  20. Banik RK, Engle MP. Ziconotide for Management of Cancer Pain Refractory to Pharmacotherapy: An Update. Pain Med. Dec 25 2020;21(12):3253-3259. doi:10.1093/pm/pnaa251
  21. Deer T, Hagedorn JM. How has ziconotide impacted non-cancer pain management? Expert Opin Pharmacother. Apr 2020;21(5):507-511. doi:10.1080/14656566.2019.1707182
  22. McDowell GC, Saulino MF, Wallace M, et al. Effectiveness and Safety of Intrathecal Ziconotide: Final Results of the Patient Registry of Intrathecal Ziconotide Management (PRIZM). Pain Med. Nov 01 2020;21(11):2925-2938. doi:10.1093/pm/pnaa115
  23. Wallace MS, Rauck R, Fisher R, et al. Intrathecal ziconotide for severe chronic pain: safety and tolerability results of an open-label, long-term trial. Anesth Analg. Feb 2008;106(2):628-37, table of contents. doi:10.1213/ane.0b013e3181606fad
  24. Ellis DJ, Dissanayake S, McGuire D, et al. Continuous Intrathecal Infusion of Ziconotide for Treatment of Chronic Malignant and Nonmalignant Pain Over 12 Months: A Prospective, Open-label Study. Neuromodulation. Jan 2008;11(1):40-9. doi:10.1111/j.1525-1403.2007.00141.x
  25. Pope JE, Deer TR, Amirdelfan K, McRoberts WP, Azeem N. The Pharmacology of Spinal Opioids and Ziconotide for the Treatment of Non-Cancer Pain. Curr Neuropharmacol. 2017;15(2):206-216. doi:10.2174/1570159×14666160210142339
  26. Rauck RL, Wallace MS, Leong MS, et al. A randomized, double-blind, placebo-controlled study of intrathecal ziconotide in adults with severe chronic pain. J Pain Symptom Manage. May 2006;31(5):393-406. doi:10.1016/j.jpainsymman.2005.10.003
  27. Ertzgaard P, Campo C, Calabrese A. Efficacy and safety of oral baclofen in the management of spasticity: A rationale for intrathecal baclofen. J Rehabil Med. Mar 06 2017;49(3):193-203. doi:10.2340/16501977-2211
  28. Boster AL, Bennett SE, Bilsky GS, et al. Best Practices for Intrathecal Baclofen Therapy: Screening Test.

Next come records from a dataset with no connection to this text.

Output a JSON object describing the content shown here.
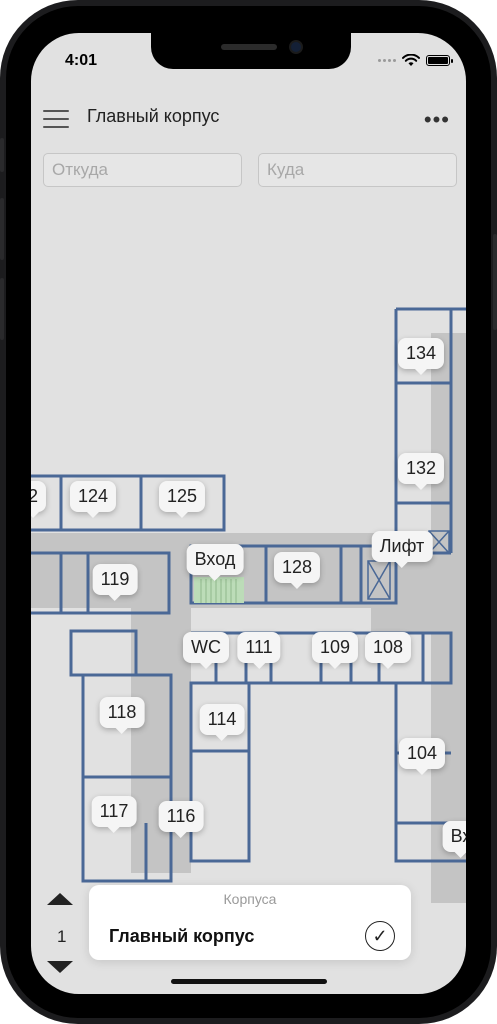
{
  "status_bar": {
    "time": "4:01",
    "wifi_icon": "wifi-icon",
    "battery_icon": "battery-icon"
  },
  "header": {
    "title": "Главный корпус",
    "menu_icon": "hamburger-icon",
    "more_icon": "ellipsis-icon",
    "more_label": "•••"
  },
  "route": {
    "from_placeholder": "Откуда",
    "to_placeholder": "Куда"
  },
  "map": {
    "labels": {
      "r134": "134",
      "r132": "132",
      "r2": "2",
      "r124": "124",
      "r125": "125",
      "lift": "Лифт",
      "entrance": "Вход",
      "r128": "128",
      "r119": "119",
      "wc": "WC",
      "r111": "111",
      "r109": "109",
      "r108": "108",
      "r118": "118",
      "r114": "114",
      "r104": "104",
      "r117": "117",
      "r116": "116",
      "entrance2": "Вх"
    },
    "colors": {
      "wall": "#4a6896",
      "corridor": "#c4c4c4",
      "room": "#e1e1e1",
      "entrance_fill": "#bcdcb8"
    }
  },
  "floor": {
    "current": "1",
    "up_icon": "triangle-up-icon",
    "down_icon": "triangle-down-icon"
  },
  "buildings_sheet": {
    "header": "Корпуса",
    "selected": "Главный корпус",
    "check": "✓"
  }
}
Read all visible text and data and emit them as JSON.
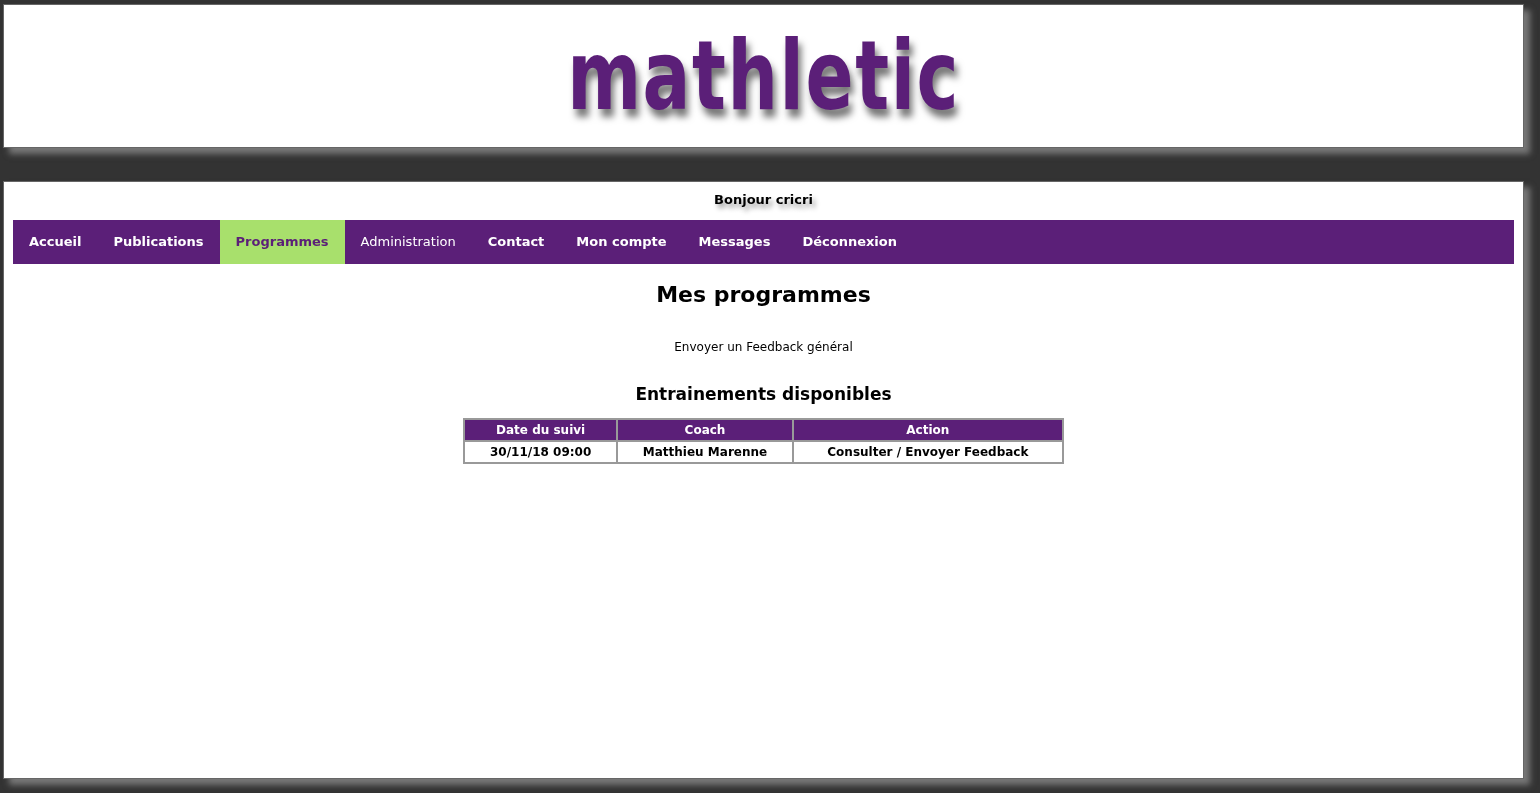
{
  "logo": "mathletic",
  "greeting": "Bonjour cricri",
  "nav": [
    {
      "label": "Accueil",
      "selected": false,
      "bold": true
    },
    {
      "label": "Publications",
      "selected": false,
      "bold": true
    },
    {
      "label": "Programmes",
      "selected": true,
      "bold": true
    },
    {
      "label": "Administration",
      "selected": false,
      "bold": false
    },
    {
      "label": "Contact",
      "selected": false,
      "bold": true
    },
    {
      "label": "Mon compte",
      "selected": false,
      "bold": true
    },
    {
      "label": "Messages",
      "selected": false,
      "bold": true
    },
    {
      "label": "Déconnexion",
      "selected": false,
      "bold": true
    }
  ],
  "title": "Mes programmes",
  "feedback_link": "Envoyer un Feedback général",
  "section_title": "Entrainements disponibles",
  "table": {
    "columns": [
      "Date du suivi",
      "Coach",
      "Action"
    ],
    "rows": [
      [
        "30/11/18 09:00",
        "Matthieu Marenne",
        "Consulter / Envoyer Feedback"
      ]
    ]
  }
}
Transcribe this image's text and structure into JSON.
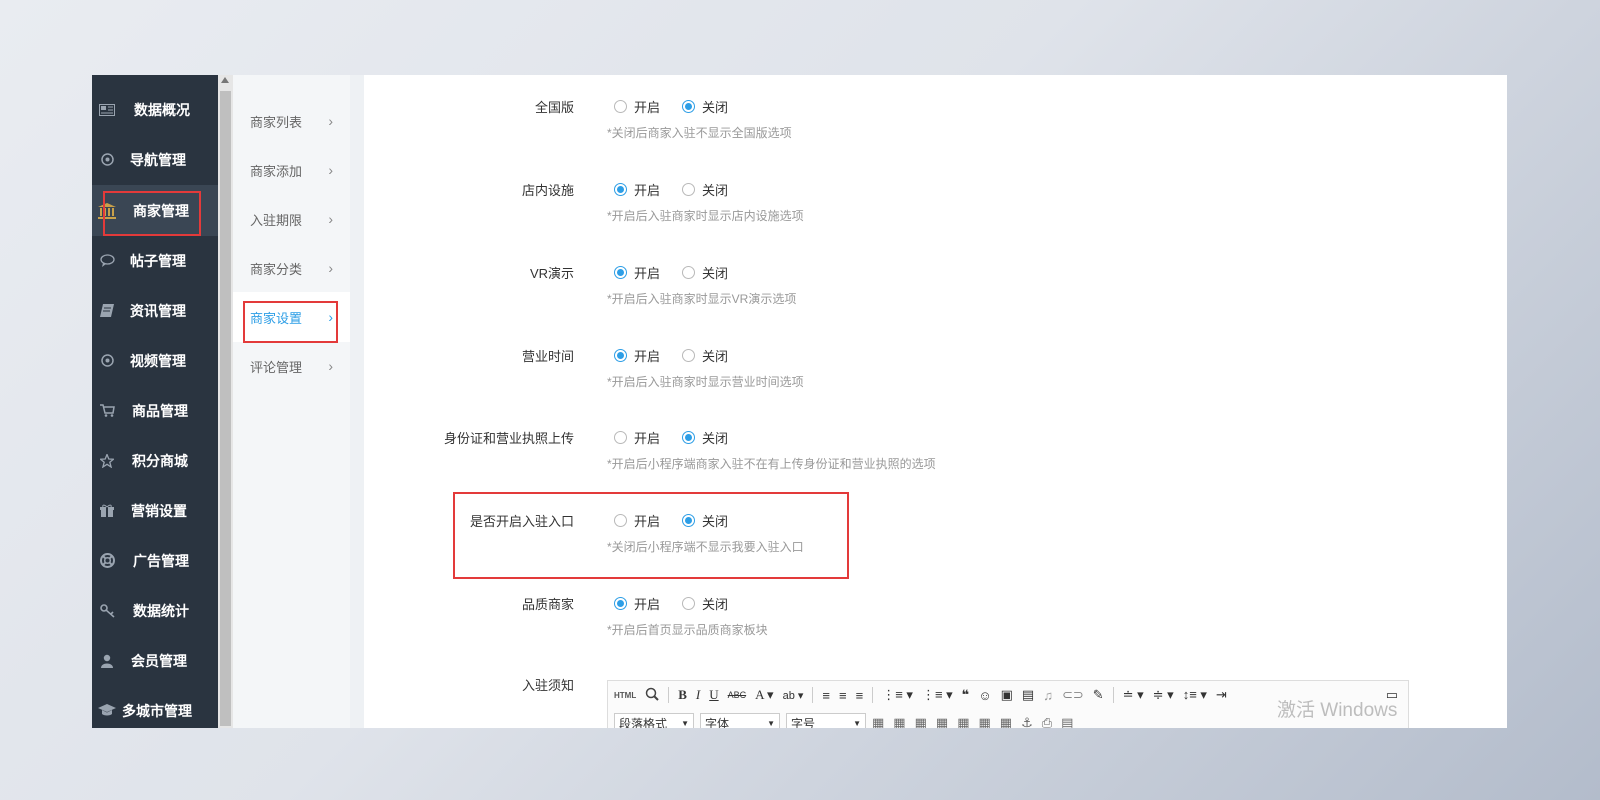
{
  "sidebar": {
    "items": [
      {
        "label": "数据概况",
        "icon": "newspaper-icon",
        "active": false
      },
      {
        "label": "导航管理",
        "icon": "compass-icon",
        "active": false
      },
      {
        "label": "商家管理",
        "icon": "bank-icon",
        "active": true
      },
      {
        "label": "帖子管理",
        "icon": "chat-bubble-icon",
        "active": false
      },
      {
        "label": "资讯管理",
        "icon": "book-icon",
        "active": false
      },
      {
        "label": "视频管理",
        "icon": "compass-icon",
        "active": false
      },
      {
        "label": "商品管理",
        "icon": "cart-icon",
        "active": false
      },
      {
        "label": "积分商城",
        "icon": "star-icon",
        "active": false
      },
      {
        "label": "营销设置",
        "icon": "gift-icon",
        "active": false
      },
      {
        "label": "广告管理",
        "icon": "lifebuoy-icon",
        "active": false
      },
      {
        "label": "数据统计",
        "icon": "key-icon",
        "active": false
      },
      {
        "label": "会员管理",
        "icon": "user-icon",
        "active": false
      },
      {
        "label": "多城市管理",
        "icon": "graduation-cap-icon",
        "active": false
      }
    ]
  },
  "submenu": {
    "items": [
      {
        "label": "商家列表",
        "active": false
      },
      {
        "label": "商家添加",
        "active": false
      },
      {
        "label": "入驻期限",
        "active": false
      },
      {
        "label": "商家分类",
        "active": false
      },
      {
        "label": "商家设置",
        "active": true
      },
      {
        "label": "评论管理",
        "active": false
      }
    ],
    "chevron": "›"
  },
  "settings": {
    "on_label": "开启",
    "off_label": "关闭",
    "rows": [
      {
        "label": "全国版",
        "selected": "off",
        "hint": "*关闭后商家入驻不显示全国版选项"
      },
      {
        "label": "店内设施",
        "selected": "on",
        "hint": "*开启后入驻商家时显示店内设施选项"
      },
      {
        "label": "VR演示",
        "selected": "on",
        "hint": "*开启后入驻商家时显示VR演示选项"
      },
      {
        "label": "营业时间",
        "selected": "on",
        "hint": "*开启后入驻商家时显示营业时间选项"
      },
      {
        "label": "身份证和营业执照上传",
        "selected": "off",
        "hint": "*开启后小程序端商家入驻不在有上传身份证和营业执照的选项"
      },
      {
        "label": "是否开启入驻入口",
        "selected": "off",
        "hint": "*关闭后小程序端不显示我要入驻入口"
      },
      {
        "label": "品质商家",
        "selected": "on",
        "hint": "*开启后首页显示品质商家板块"
      }
    ],
    "editor_label": "入驻须知"
  },
  "editor": {
    "paragraph_select": "段落格式",
    "font_select": "字体",
    "size_select": "字号",
    "html_btn": "HTML"
  },
  "watermark": "激活 Windows",
  "colors": {
    "accent": "#2d9ee6",
    "sidebar_bg": "#2a3440",
    "highlight": "#e33a3a"
  }
}
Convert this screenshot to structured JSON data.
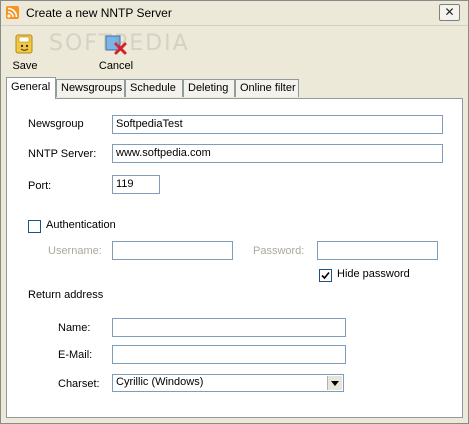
{
  "window": {
    "title": "Create a new NNTP Server",
    "close_glyph": "✕"
  },
  "toolbar": {
    "save_label": "Save",
    "cancel_label": "Cancel",
    "watermark": "SOFTPEDIA"
  },
  "tabs": [
    {
      "label": "General",
      "active": true
    },
    {
      "label": "Newsgroups",
      "active": false
    },
    {
      "label": "Schedule",
      "active": false
    },
    {
      "label": "Deleting",
      "active": false
    },
    {
      "label": "Online filter",
      "active": false
    }
  ],
  "form": {
    "newsgroup_label": "Newsgroup",
    "newsgroup_value": "SoftpediaTest",
    "server_label": "NNTP Server:",
    "server_value": "www.softpedia.com",
    "port_label": "Port:",
    "port_value": "119",
    "auth_label": "Authentication",
    "auth_checked": false,
    "username_label": "Username:",
    "username_value": "",
    "password_label": "Password:",
    "password_value": "",
    "hide_password_label": "Hide password",
    "hide_password_checked": true,
    "return_address_label": "Return address",
    "name_label": "Name:",
    "name_value": "",
    "email_label": "E-Mail:",
    "email_value": "",
    "charset_label": "Charset:",
    "charset_value": "Cyrillic (Windows)"
  }
}
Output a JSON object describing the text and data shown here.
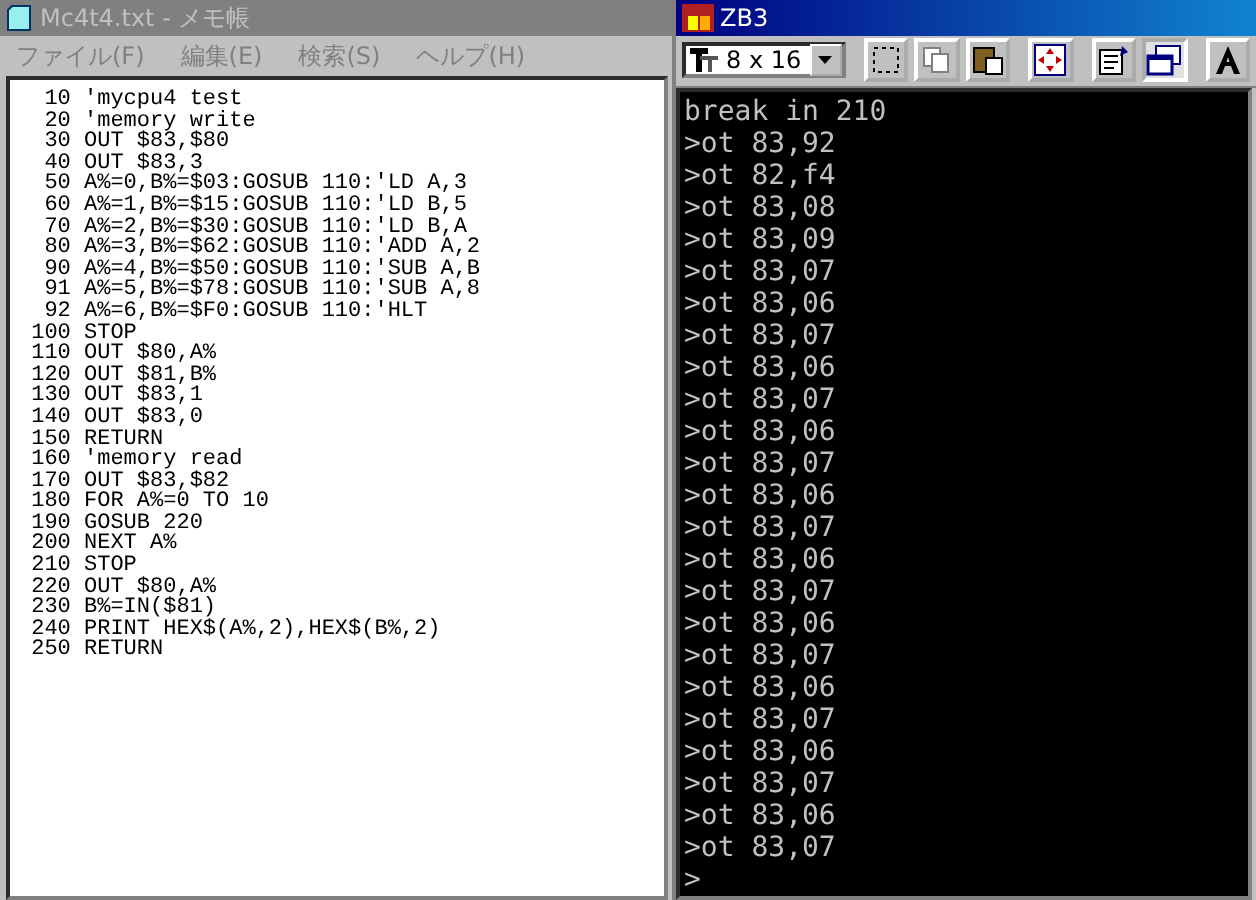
{
  "notepad": {
    "title": "Mc4t4.txt - メモ帳",
    "menu": [
      "ファイル(F)",
      "編集(E)",
      "検索(S)",
      "ヘルプ(H)"
    ],
    "lines": [
      "  10 'mycpu4 test",
      "  20 'memory write",
      "  30 OUT $83,$80",
      "  40 OUT $83,3",
      "  50 A%=0,B%=$03:GOSUB 110:'LD A,3",
      "  60 A%=1,B%=$15:GOSUB 110:'LD B,5",
      "  70 A%=2,B%=$30:GOSUB 110:'LD B,A",
      "  80 A%=3,B%=$62:GOSUB 110:'ADD A,2",
      "  90 A%=4,B%=$50:GOSUB 110:'SUB A,B",
      "  91 A%=5,B%=$78:GOSUB 110:'SUB A,8",
      "  92 A%=6,B%=$F0:GOSUB 110:'HLT",
      " 100 STOP",
      " 110 OUT $80,A%",
      " 120 OUT $81,B%",
      " 130 OUT $83,1",
      " 140 OUT $83,0",
      " 150 RETURN",
      " 160 'memory read",
      " 170 OUT $83,$82",
      " 180 FOR A%=0 TO 10",
      " 190 GOSUB 220",
      " 200 NEXT A%",
      " 210 STOP",
      " 220 OUT $80,A%",
      " 230 B%=IN($81)",
      " 240 PRINT HEX$(A%,2),HEX$(B%,2)",
      " 250 RETURN"
    ]
  },
  "console": {
    "title": "ZB3",
    "font_size": "8 x 16",
    "toolbar": [
      {
        "pressed": false
      },
      {
        "pressed": false
      },
      {
        "pressed": false
      },
      {
        "pressed": false
      },
      {
        "pressed": false
      },
      {
        "pressed": true
      },
      {
        "pressed": false
      }
    ],
    "lines": [
      "break in 210",
      ">ot 83,92",
      ">ot 82,f4",
      ">ot 83,08",
      ">ot 83,09",
      ">ot 83,07",
      ">ot 83,06",
      ">ot 83,07",
      ">ot 83,06",
      ">ot 83,07",
      ">ot 83,06",
      ">ot 83,07",
      ">ot 83,06",
      ">ot 83,07",
      ">ot 83,06",
      ">ot 83,07",
      ">ot 83,06",
      ">ot 83,07",
      ">ot 83,06",
      ">ot 83,07",
      ">ot 83,06",
      ">ot 83,07",
      ">ot 83,06",
      ">ot 83,07",
      ">"
    ]
  }
}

Neuromodulation. Aug 2016;19(6):616-22. doi:10.1111/ner.12437
  29. Vats A, Amit A, Cossar M, Bhatt P, Cozens A. Intrathecal baclofen trial using a temporary indwelling intrathecal catheter – A single institution experience. J Clin Neurosci. Oct 2019;68:33-38. doi:10.1016/j.jocn.2019.07.073
  30. Boster AL, Adair RL, Gooch JL, et al. Best Practices for Intrathecal Baclofen Therapy: Dosing and Long-Term Management. Neuromodulation. Aug 2016;19(6):623-31. doi:10.1111/ner.12388
  31. Lopez J, Forrest GF, Engel-Haber E, et al. Transcutaneous spinal stimulation in patients with intrathecal baclofen pump delivery system: A preliminary safety study. Front Neurosci. 2022;16:1075293. doi:10.3389/fnins.2022.1075293
  32. Stone SN, Wei D, Reger C. Ultrasound guidance versus landmark guidance for intrathecal baclofen pump refill: A randomized pilot study. PM R. Apr 07 2023;doi:10.1002/pmrj.12982

Original Version of the Topic

Daniel Moon, MD. Intrathecal Agents. 4/11/2016

Previous Revision(s) of the Topic

Daniel Moon, MD, Ryan Hafner, MD. Intrathecal Agents. 12/1/2020

Author Disclosure

Justin Weppner, DO
Nothing to Disclose

Margaret Clinard
Nothing to Disclose